Now, let me teach you a great word:
Maybe you’ve heard of it?
As a matter of fact, all of your fighting skills were delivered through templates.
Your coach/trainer (what we in Karate call a ‘sensei’) taught you a set of skills with which to address specific scenarios. These skills were imparted to you via templates – how to break fall, how to throw somebody, how to escape or counter a technique, how to set up an opponent or avoid a set up, how to jab, use a right hand, do a joint-lock, work your left hook, how to check a kick, how to slam someone to the ground, how to use combinations, how to use your knees/elbows and so on. As you can imagine, the list is very long.
You show the learner how something is done [that’s a template] and they repeat it [the template] until the skill is learned.
That’s how you were taught, and that’s how you teach.
This is then followed by more advanced templates – how the skill is honed, how to make one stronger, faster, more flexible, etc. in order to be the best you can be.
Coincidentally, the Japanese word for template happens to be “kata”.
And that’s what you’re looking at, when I’m training.
But don’t get me wrong – these kata, or “Karate dances” that you see me doing are not some kind of shadow boxing, which you might be familiar with.
There is a big difference.
Shadow boxing is free, kata is not.
I am repeating a cluster of prescribed battle-proven techniques over and over again, to make them my second nature. Of course, ideally I would want a whole line of training partners standing in front of me, ready to assist me in my training (as opponents), but I don’t have that privilege.
That’s why I’m doing this alone.
And while we’re at it, consider these three points, that the study of kata and it’s meaning (which to me actually is Karate) gives me:
- Improves health (the holistic aim)
- Builds moral character (the social aim)
- Helps the defeat of human weakness (the philosophic aim)
Put them together, and they all work towards the same goal, which is to ultimately establish inner peace and tranquility.
Now, this might sound like a load of esoteric mumbojumbo to you, since all you probably want to do is “Have fun and kick some ass man!”, but to me it all makes perfect sense.
I practise a non-lethal civil fighting art that was designed for self protection (but is today also used for much ‘higher’ purposes as described above), not military conflict or competitive fighting.
Hence, Karate was never developed to be lethal, or used on the battlefield or in the arena. The fact that it can be lethal, and may have been used on the battlefield or arena is a completely different issue.
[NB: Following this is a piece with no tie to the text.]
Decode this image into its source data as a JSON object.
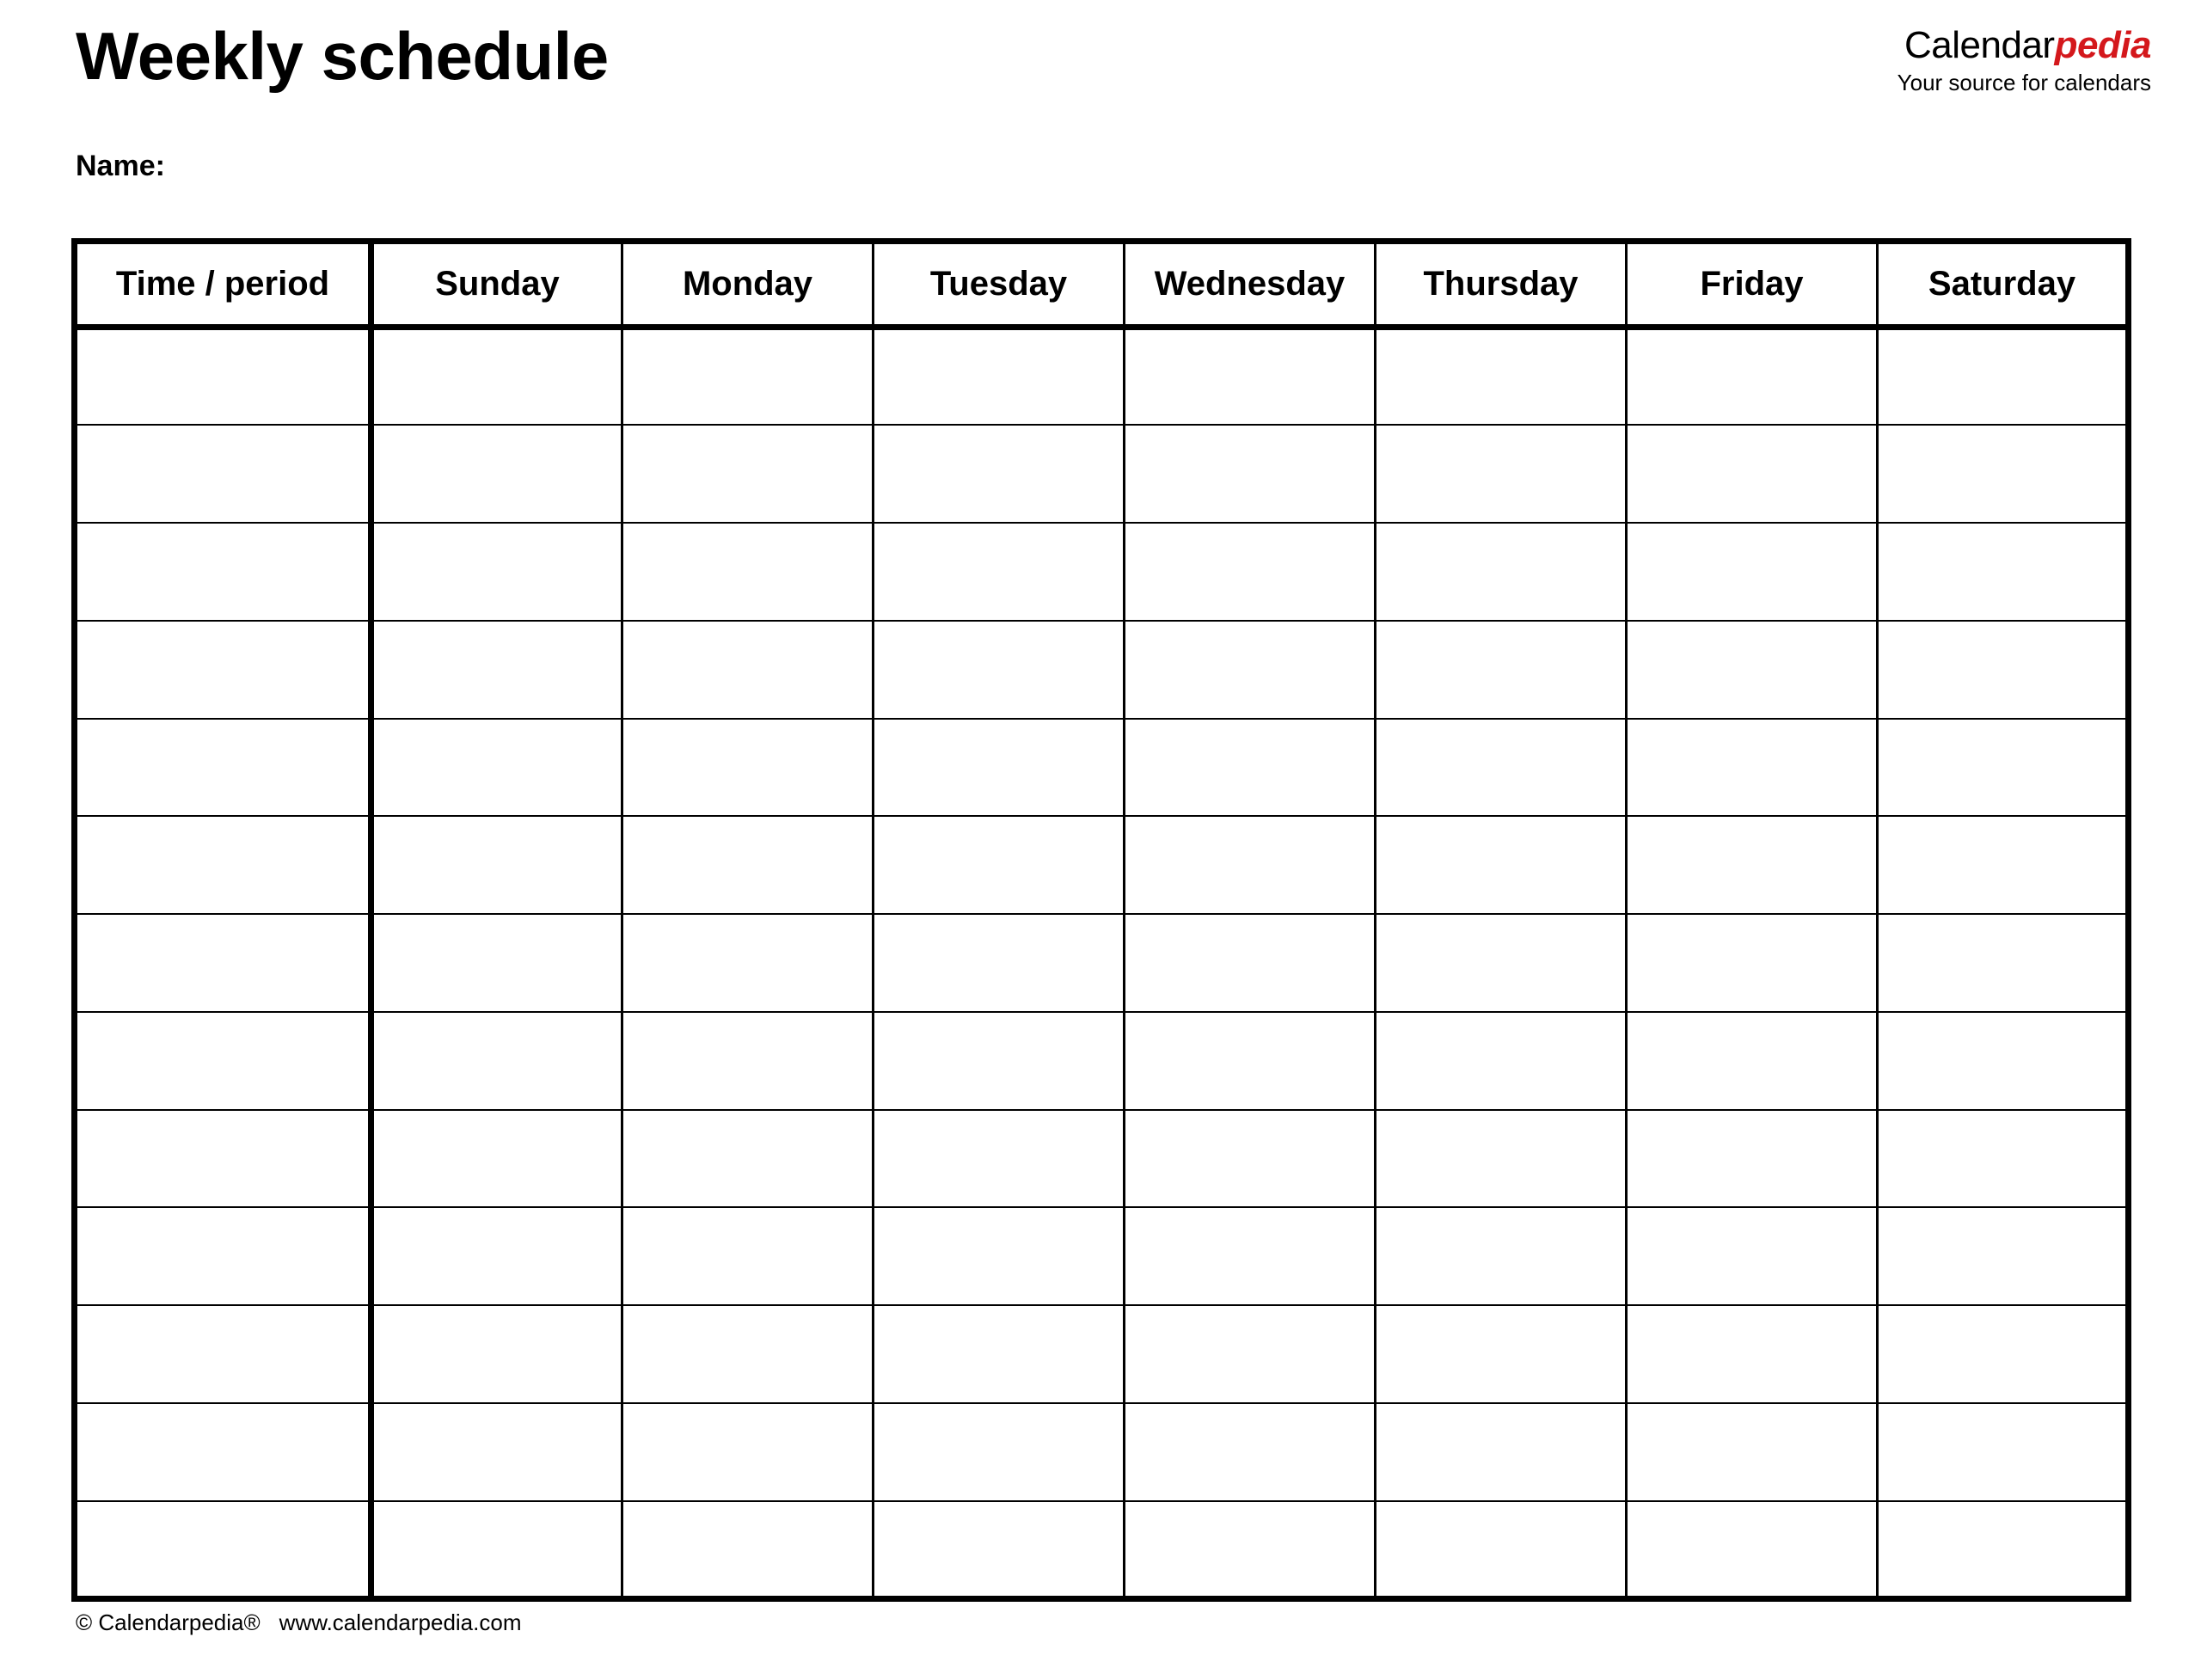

That’s why I will never “step into the cage” with you.
Because that’s not what I do…
I do Karate.
And your Martial Sport is not my Martial Art – so please stop mixing them together.
Just let me practise my kata in peace.